## [WORK TASK]
Down to the last line, print the entries below exactly, and keep every picture out of the copy.

(Interface dataset entries)
- Opening Delimiter -

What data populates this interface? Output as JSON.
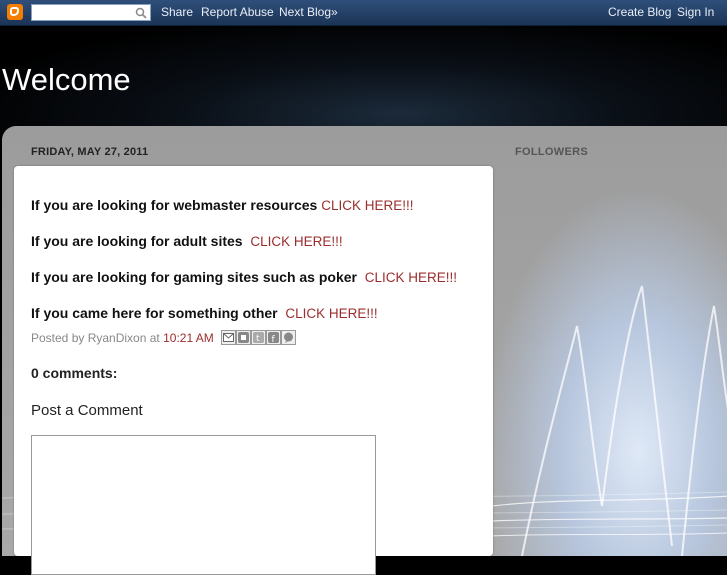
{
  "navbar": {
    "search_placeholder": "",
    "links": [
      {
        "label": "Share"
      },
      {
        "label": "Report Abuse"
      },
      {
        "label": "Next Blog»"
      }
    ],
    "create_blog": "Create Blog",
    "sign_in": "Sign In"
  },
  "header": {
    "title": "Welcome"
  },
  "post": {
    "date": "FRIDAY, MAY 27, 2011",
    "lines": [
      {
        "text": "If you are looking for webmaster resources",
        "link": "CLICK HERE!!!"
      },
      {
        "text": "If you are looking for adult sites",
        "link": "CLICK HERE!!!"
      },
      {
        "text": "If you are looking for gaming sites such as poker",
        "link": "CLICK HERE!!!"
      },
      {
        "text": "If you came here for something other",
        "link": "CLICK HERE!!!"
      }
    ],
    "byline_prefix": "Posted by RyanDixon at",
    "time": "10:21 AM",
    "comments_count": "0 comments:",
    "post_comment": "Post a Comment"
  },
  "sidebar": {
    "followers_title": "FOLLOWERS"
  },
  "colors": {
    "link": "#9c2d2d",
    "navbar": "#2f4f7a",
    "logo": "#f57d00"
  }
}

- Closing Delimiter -

## [THE COMPLETED TASK]
What data populates this interface? Output as JSON.
{
  "navbar": {
    "search_placeholder": "",
    "links": [
      {
        "label": "Share"
      },
      {
        "label": "Report Abuse"
      },
      {
        "label": "Next Blog»"
      }
    ],
    "create_blog": "Create Blog",
    "sign_in": "Sign In"
  },
  "header": {
    "title": "Welcome"
  },
  "post": {
    "date": "FRIDAY, MAY 27, 2011",
    "lines": [
      {
        "text": "If you are looking for webmaster resources",
        "link": "CLICK HERE!!!"
      },
      {
        "text": "If you are looking for adult sites",
        "link": "CLICK HERE!!!"
      },
      {
        "text": "If you are looking for gaming sites such as poker",
        "link": "CLICK HERE!!!"
      },
      {
        "text": "If you came here for something other",
        "link": "CLICK HERE!!!"
      }
    ],
    "byline_prefix": "Posted by RyanDixon at",
    "time": "10:21 AM",
    "comments_count": "0 comments:",
    "post_comment": "Post a Comment"
  },
  "sidebar": {
    "followers_title": "FOLLOWERS"
  },
  "colors": {
    "link": "#9c2d2d",
    "navbar": "#2f4f7a",
    "logo": "#f57d00"
  }
}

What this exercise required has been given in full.